Lubrizol revenue increased 9.5%, due to higher prices, improved product mix, and favorable currency fluctuations. IMC and Marmon reported revenue increases of 21.4% and 10.2%, respectively, compared to the same period a year ago. The aforementioned companies make up the bulk of Berkshire's "industrial" manufacturers, which produce the highest margins of any of its manufacturing, service, and retail businesses, and about half of overall profits in the segment.

Utilities and energy -- $581 million profit

The utilities and energy businesses are almost annuity-like, since they generate the bulk of their earnings from the sale and distribution of power in regulated markets across the United States. Operating earnings for this segment increased 14% year over year.

After backing out the real estate brokerage business, Berkshire's utilities reported revenue growth of 3.6% year over year, driven by acquisitions and new projects, partially offset by rate decreases in regulated markets where the companies have to pass on the benefit of a lower tax rate to customers. (PacifiCorp revenue, for example, declined by about $58 million year over year, of which $53 million was driven by lower rates as a result of tax reform.)

Finance and financial products -- $429 million profit

Clayton Homes, which sells manufactured and site-built homes, is the star of this segment. Revenue for the homebuilder increased by 26% to $1.5 billion, as the company benefits from increased home sales volume and rising finance profits.

The outsize increase in revenue is partially driven by the sale of site-built homes, where land is included in the sales price (manufactured home sales do not have attached land value). Clayton Homes' pre-tax earnings increased 19% over the year-ago period, substantially lower than the 26% increase in revenue. 

Other events and important details

There's more to an earnings report than just the dollars and cents of what a business earned in a recent 13-week period. Here are a few things that are worth keeping an eye on:

  • Cash holdings -- Berkshire ended the quarter with about $111 billion in cash. With so much cash on hand, it's safe to say that Buffett's "elephant gun" is still loaded for a large acquisition. Net of the $20 billion of cash Buffett likes to have around as a rainy day fund, Berkshire has roughly $91 billion of "excess" cash. 
  • Stock concentration -- Berkshire may own a lot of stocks, but a handful are particularly important to its financial results quarter to quarter. Note that about 70% of its stock portfolio is attributed to just five companies -- Apple, Wells Fargo, Bank of America, Coca-Cola, and American Express. To put that in perspective, the five largest companies in the S&P 500 make up less than 16% of the index's value. 
  • Share repurchases -- Now that the quarterly report is filed, Berkshire can start repurchasing stock whenever Buffett and Charlie Munger deem it an attractive investment. In July, Berkshire changed its buyback policy, removing a self-enforced rule to only repurchase shares at a valuation of 1.2 times book value. Shares recently traded at about 1.4 times book value.

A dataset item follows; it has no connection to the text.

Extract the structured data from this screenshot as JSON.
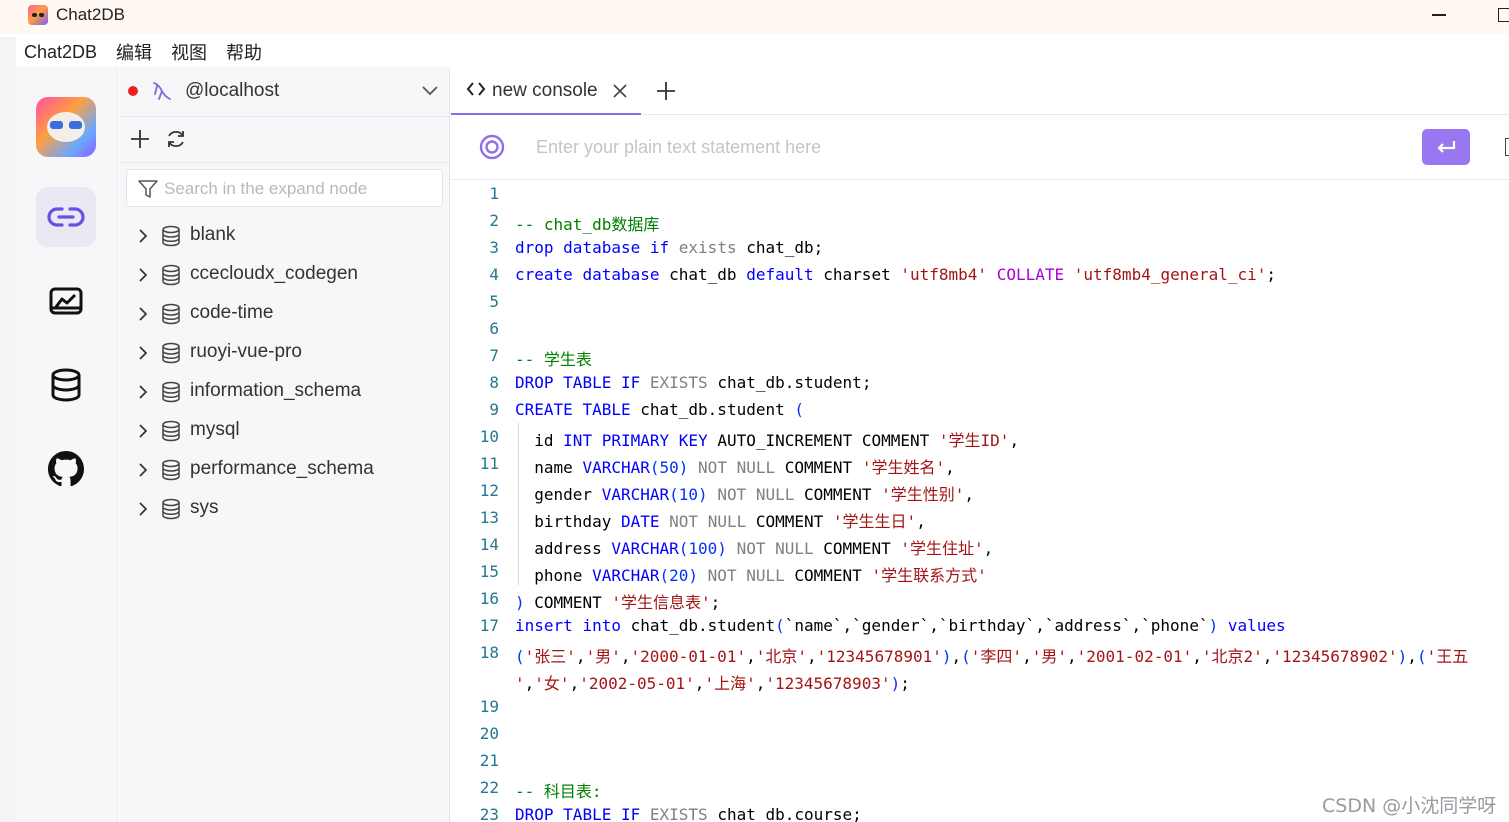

All in all, Berkshire's second quarter shows just how much it can earn when everything goes its way. Its insurance companies were the star performers this quarter, producing robust underwriting profits nearly $1 billion greater than they earned in the year-ago period. 

Jordan Wathen has no position in any of the stocks mentioned. The Motley Fool owns shares of and recommends Apple. The Motley Fool has the following options: long January 2020 $150 calls on Apple and short January 2020 $155 calls on Apple. The Motley Fool recommends Berkshire Hathaway (B shares). The Motley Fool has a disclosure policy.